§ **Assignment**:
Pictures in the records below are skipped; the rest is copied exactly.

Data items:
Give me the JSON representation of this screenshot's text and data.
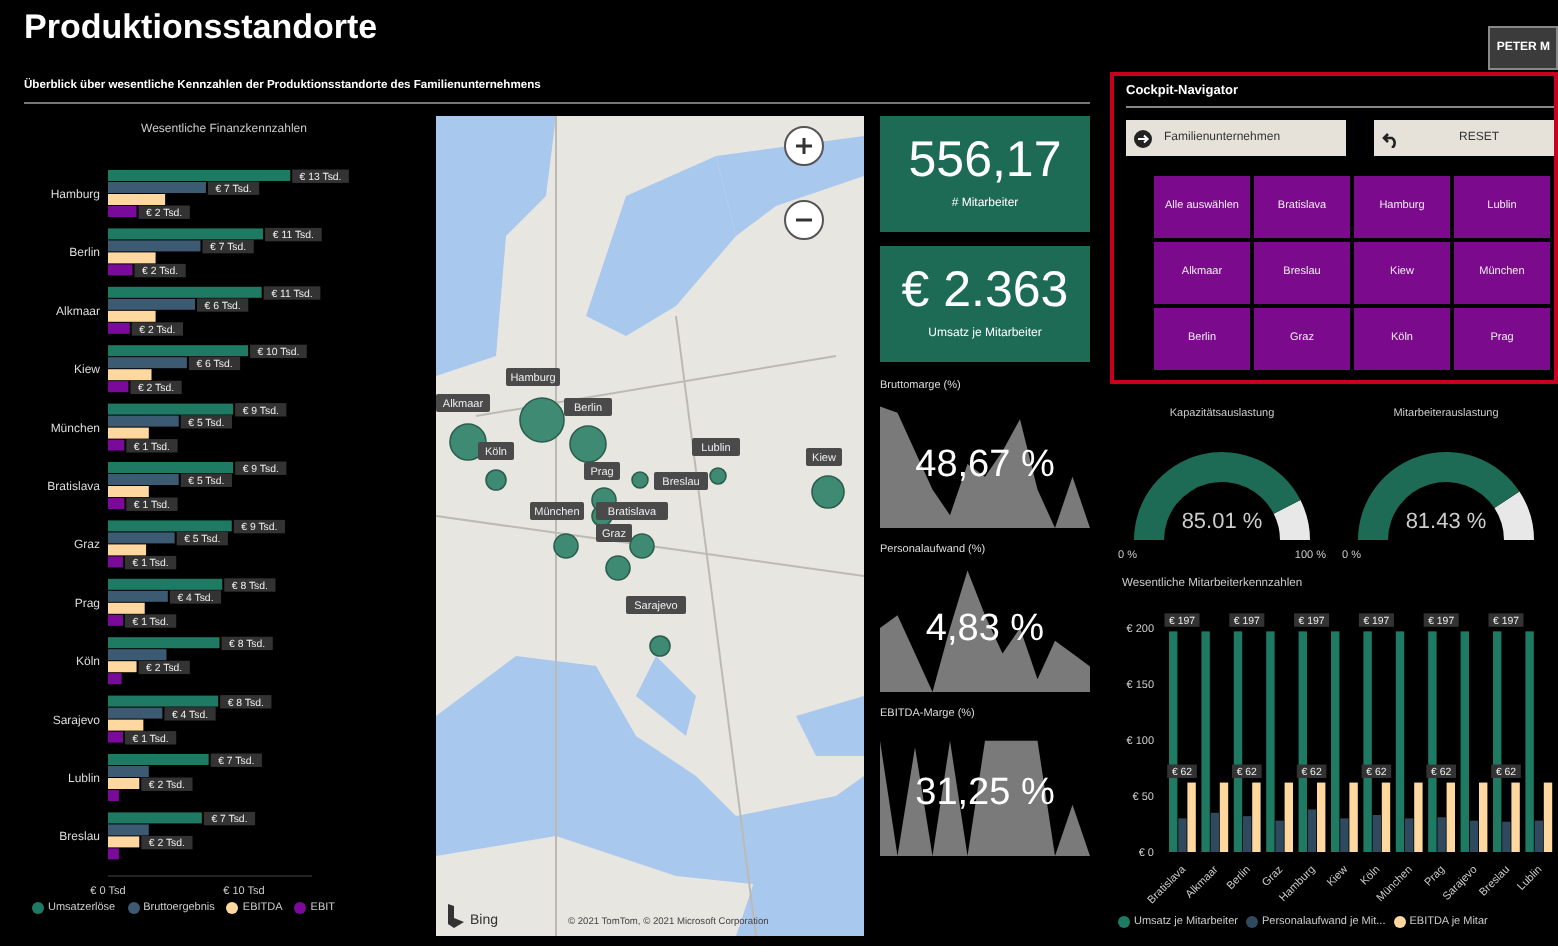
{
  "header": {
    "title": "Produktionsstandorte",
    "subtitle": "Überblick über wesentliche Kennzahlen der Produktionsstandorte des Familienunternehmens",
    "user_badge": "PETER M"
  },
  "finance_chart": {
    "chart_data": {
      "type": "bar",
      "orientation": "horizontal",
      "title": "Wesentliche Finanzkennzahlen",
      "categories": [
        "Hamburg",
        "Berlin",
        "Alkmaar",
        "Kiew",
        "München",
        "Bratislava",
        "Graz",
        "Prag",
        "Köln",
        "Sarajevo",
        "Lublin",
        "Breslau"
      ],
      "xlim": [
        0,
        15
      ],
      "xticks": [
        {
          "value": 0,
          "label": "€ 0 Tsd"
        },
        {
          "value": 10,
          "label": "€ 10 Tsd"
        }
      ],
      "series": [
        {
          "name": "Umsatzerlöse",
          "color": "#1f7a63",
          "values": [
            13.4,
            11.4,
            11.3,
            10.3,
            9.2,
            9.2,
            9.1,
            8.4,
            8.2,
            8.1,
            7.4,
            6.9
          ],
          "value_labels": [
            "€ 13 Tsd.",
            "€ 11 Tsd.",
            "€ 11 Tsd.",
            "€ 10 Tsd.",
            "€ 9 Tsd.",
            "€ 9 Tsd.",
            "€ 9 Tsd.",
            "€ 8 Tsd.",
            "€ 8 Tsd.",
            "€ 8 Tsd.",
            "€ 7 Tsd.",
            "€ 7 Tsd."
          ]
        },
        {
          "name": "Bruttoergebnis",
          "color": "#3d5a73",
          "values": [
            7.2,
            6.8,
            6.4,
            5.8,
            5.2,
            5.2,
            4.9,
            4.4,
            4.3,
            4.0,
            3.0,
            3.0
          ],
          "value_labels": [
            "€ 7 Tsd.",
            "€ 7 Tsd.",
            "€ 6 Tsd.",
            "€ 6 Tsd.",
            "€ 5 Tsd.",
            "€ 5 Tsd.",
            "€ 5 Tsd.",
            "€ 4 Tsd.",
            null,
            "€ 4 Tsd.",
            null,
            null
          ]
        },
        {
          "name": "EBITDA",
          "color": "#ffd8a0",
          "values": [
            4.2,
            3.5,
            3.5,
            3.2,
            3.0,
            3.0,
            2.8,
            2.7,
            2.1,
            2.6,
            2.3,
            2.3
          ],
          "value_labels": [
            null,
            null,
            null,
            null,
            null,
            null,
            null,
            null,
            "€ 2 Tsd.",
            null,
            "€ 2 Tsd.",
            "€ 2 Tsd."
          ]
        },
        {
          "name": "EBIT",
          "color": "#7a0a9a",
          "values": [
            2.1,
            1.8,
            1.6,
            1.5,
            1.2,
            1.2,
            1.1,
            1.1,
            1.0,
            1.1,
            0.8,
            0.8
          ],
          "value_labels": [
            "€ 2 Tsd.",
            "€ 2 Tsd.",
            "€ 2 Tsd.",
            "€ 2 Tsd.",
            "€ 1 Tsd.",
            "€ 1 Tsd.",
            "€ 1 Tsd.",
            "€ 1 Tsd.",
            null,
            "€ 1 Tsd.",
            null,
            null
          ]
        }
      ]
    }
  },
  "map": {
    "locations": [
      "Hamburg",
      "Alkmaar",
      "Berlin",
      "Köln",
      "Prag",
      "Breslau",
      "Lublin",
      "Kiew",
      "München",
      "Bratislava",
      "Graz",
      "Sarajevo"
    ],
    "logo_text": "Bing",
    "copyright": "© 2021 TomTom, © 2021 Microsoft Corporation"
  },
  "kpis": [
    {
      "value": "556,17",
      "label": "# Mitarbeiter"
    },
    {
      "value": "€ 2.363",
      "label": "Umsatz je Mitarbeiter"
    }
  ],
  "margins": [
    {
      "title": "Bruttomarge (%)",
      "value": "48,67 %"
    },
    {
      "title": "Personalaufwand (%)",
      "value": "4,83 %"
    },
    {
      "title": "EBITDA-Marge (%)",
      "value": "31,25 %"
    }
  ],
  "navigator": {
    "title": "Cockpit-Navigator",
    "hierarchy_button": "Familienunternehmen",
    "reset_button": "RESET",
    "tiles": [
      "Alle auswählen",
      "Bratislava",
      "Hamburg",
      "Lublin",
      "Alkmaar",
      "Breslau",
      "Kiew",
      "München",
      "Berlin",
      "Graz",
      "Köln",
      "Prag"
    ]
  },
  "gauges": [
    {
      "title": "Kapazitätsauslastung",
      "level": 0.8501,
      "value": "85.01 %",
      "min_label": "0 %",
      "max_label": "100 %"
    },
    {
      "title": "Mitarbeiterauslastung",
      "level": 0.8143,
      "value": "81.43 %",
      "min_label": "0 %"
    }
  ],
  "employee_chart": {
    "chart_data": {
      "type": "bar",
      "title": "Wesentliche Mitarbeiterkennzahlen",
      "categories": [
        "Bratislava",
        "Alkmaar",
        "Berlin",
        "Graz",
        "Hamburg",
        "Kiew",
        "Köln",
        "München",
        "Prag",
        "Sarajevo",
        "Breslau",
        "Lublin"
      ],
      "ylim": [
        0,
        200
      ],
      "yticks": [
        {
          "value": 0,
          "label": "€ 0"
        },
        {
          "value": 50,
          "label": "€ 50"
        },
        {
          "value": 100,
          "label": "€ 100"
        },
        {
          "value": 150,
          "label": "€ 150"
        },
        {
          "value": 200,
          "label": "€ 200"
        }
      ],
      "series": [
        {
          "name": "Umsatz je Mitarbeiter",
          "color": "#1f7a63",
          "values": [
            197,
            197,
            197,
            197,
            197,
            197,
            197,
            197,
            197,
            197,
            197,
            197
          ],
          "value_labels": [
            "€ 197",
            null,
            "€ 197",
            null,
            "€ 197",
            null,
            "€ 197",
            null,
            "€ 197",
            null,
            "€ 197",
            null
          ]
        },
        {
          "name": "Personalaufwand je Mit...",
          "color": "#2f4a5e",
          "values": [
            30,
            35,
            32,
            28,
            38,
            30,
            33,
            30,
            31,
            28,
            27,
            28
          ]
        },
        {
          "name": "EBITDA je Mitar",
          "color": "#ffd8a0",
          "values": [
            62,
            62,
            62,
            62,
            62,
            62,
            62,
            62,
            62,
            62,
            62,
            62
          ],
          "value_labels": [
            "€ 62",
            null,
            "€ 62",
            null,
            "€ 62",
            null,
            "€ 62",
            null,
            "€ 62",
            null,
            "€ 62",
            null
          ]
        }
      ]
    }
  }
}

§ **Result**:
Give me the JSON representation of this screenshot's text and data.
{
  "header": {
    "title": "Produktionsstandorte",
    "subtitle": "Überblick über wesentliche Kennzahlen der Produktionsstandorte des Familienunternehmens",
    "user_badge": "PETER M"
  },
  "finance_chart": {
    "chart_data": {
      "type": "bar",
      "orientation": "horizontal",
      "title": "Wesentliche Finanzkennzahlen",
      "categories": [
        "Hamburg",
        "Berlin",
        "Alkmaar",
        "Kiew",
        "München",
        "Bratislava",
        "Graz",
        "Prag",
        "Köln",
        "Sarajevo",
        "Lublin",
        "Breslau"
      ],
      "xlim": [
        0,
        15
      ],
      "xticks": [
        {
          "value": 0,
          "label": "€ 0 Tsd"
        },
        {
          "value": 10,
          "label": "€ 10 Tsd"
        }
      ],
      "series": [
        {
          "name": "Umsatzerlöse",
          "color": "#1f7a63",
          "values": [
            13.4,
            11.4,
            11.3,
            10.3,
            9.2,
            9.2,
            9.1,
            8.4,
            8.2,
            8.1,
            7.4,
            6.9
          ],
          "value_labels": [
            "€ 13 Tsd.",
            "€ 11 Tsd.",
            "€ 11 Tsd.",
            "€ 10 Tsd.",
            "€ 9 Tsd.",
            "€ 9 Tsd.",
            "€ 9 Tsd.",
            "€ 8 Tsd.",
            "€ 8 Tsd.",
            "€ 8 Tsd.",
            "€ 7 Tsd.",
            "€ 7 Tsd."
          ]
        },
        {
          "name": "Bruttoergebnis",
          "color": "#3d5a73",
          "values": [
            7.2,
            6.8,
            6.4,
            5.8,
            5.2,
            5.2,
            4.9,
            4.4,
            4.3,
            4.0,
            3.0,
            3.0
          ],
          "value_labels": [
            "€ 7 Tsd.",
            "€ 7 Tsd.",
            "€ 6 Tsd.",
            "€ 6 Tsd.",
            "€ 5 Tsd.",
            "€ 5 Tsd.",
            "€ 5 Tsd.",
            "€ 4 Tsd.",
            null,
            "€ 4 Tsd.",
            null,
            null
          ]
        },
        {
          "name": "EBITDA",
          "color": "#ffd8a0",
          "values": [
            4.2,
            3.5,
            3.5,
            3.2,
            3.0,
            3.0,
            2.8,
            2.7,
            2.1,
            2.6,
            2.3,
            2.3
          ],
          "value_labels": [
            null,
            null,
            null,
            null,
            null,
            null,
            null,
            null,
            "€ 2 Tsd.",
            null,
            "€ 2 Tsd.",
            "€ 2 Tsd."
          ]
        },
        {
          "name": "EBIT",
          "color": "#7a0a9a",
          "values": [
            2.1,
            1.8,
            1.6,
            1.5,
            1.2,
            1.2,
            1.1,
            1.1,
            1.0,
            1.1,
            0.8,
            0.8
          ],
          "value_labels": [
            "€ 2 Tsd.",
            "€ 2 Tsd.",
            "€ 2 Tsd.",
            "€ 2 Tsd.",
            "€ 1 Tsd.",
            "€ 1 Tsd.",
            "€ 1 Tsd.",
            "€ 1 Tsd.",
            null,
            "€ 1 Tsd.",
            null,
            null
          ]
        }
      ]
    }
  },
  "map": {
    "locations": [
      "Hamburg",
      "Alkmaar",
      "Berlin",
      "Köln",
      "Prag",
      "Breslau",
      "Lublin",
      "Kiew",
      "München",
      "Bratislava",
      "Graz",
      "Sarajevo"
    ],
    "logo_text": "Bing",
    "copyright": "© 2021 TomTom, © 2021 Microsoft Corporation"
  },
  "kpis": [
    {
      "value": "556,17",
      "label": "# Mitarbeiter"
    },
    {
      "value": "€ 2.363",
      "label": "Umsatz je Mitarbeiter"
    }
  ],
  "margins": [
    {
      "title": "Bruttomarge (%)",
      "value": "48,67 %"
    },
    {
      "title": "Personalaufwand (%)",
      "value": "4,83 %"
    },
    {
      "title": "EBITDA-Marge (%)",
      "value": "31,25 %"
    }
  ],
  "navigator": {
    "title": "Cockpit-Navigator",
    "hierarchy_button": "Familienunternehmen",
    "reset_button": "RESET",
    "tiles": [
      "Alle auswählen",
      "Bratislava",
      "Hamburg",
      "Lublin",
      "Alkmaar",
      "Breslau",
      "Kiew",
      "München",
      "Berlin",
      "Graz",
      "Köln",
      "Prag"
    ]
  },
  "gauges": [
    {
      "title": "Kapazitätsauslastung",
      "level": 0.8501,
      "value": "85.01 %",
      "min_label": "0 %",
      "max_label": "100 %"
    },
    {
      "title": "Mitarbeiterauslastung",
      "level": 0.8143,
      "value": "81.43 %",
      "min_label": "0 %"
    }
  ],
  "employee_chart": {
    "chart_data": {
      "type": "bar",
      "title": "Wesentliche Mitarbeiterkennzahlen",
      "categories": [
        "Bratislava",
        "Alkmaar",
        "Berlin",
        "Graz",
        "Hamburg",
        "Kiew",
        "Köln",
        "München",
        "Prag",
        "Sarajevo",
        "Breslau",
        "Lublin"
      ],
      "ylim": [
        0,
        200
      ],
      "yticks": [
        {
          "value": 0,
          "label": "€ 0"
        },
        {
          "value": 50,
          "label": "€ 50"
        },
        {
          "value": 100,
          "label": "€ 100"
        },
        {
          "value": 150,
          "label": "€ 150"
        },
        {
          "value": 200,
          "label": "€ 200"
        }
      ],
      "series": [
        {
          "name": "Umsatz je Mitarbeiter",
          "color": "#1f7a63",
          "values": [
            197,
            197,
            197,
            197,
            197,
            197,
            197,
            197,
            197,
            197,
            197,
            197
          ],
          "value_labels": [
            "€ 197",
            null,
            "€ 197",
            null,
            "€ 197",
            null,
            "€ 197",
            null,
            "€ 197",
            null,
            "€ 197",
            null
          ]
        },
        {
          "name": "Personalaufwand je Mit...",
          "color": "#2f4a5e",
          "values": [
            30,
            35,
            32,
            28,
            38,
            30,
            33,
            30,
            31,
            28,
            27,
            28
          ]
        },
        {
          "name": "EBITDA je Mitar",
          "color": "#ffd8a0",
          "values": [
            62,
            62,
            62,
            62,
            62,
            62,
            62,
            62,
            62,
            62,
            62,
            62
          ],
          "value_labels": [
            "€ 62",
            null,
            "€ 62",
            null,
            "€ 62",
            null,
            "€ 62",
            null,
            "€ 62",
            null,
            "€ 62",
            null
          ]
        }
      ]
    }
  }
}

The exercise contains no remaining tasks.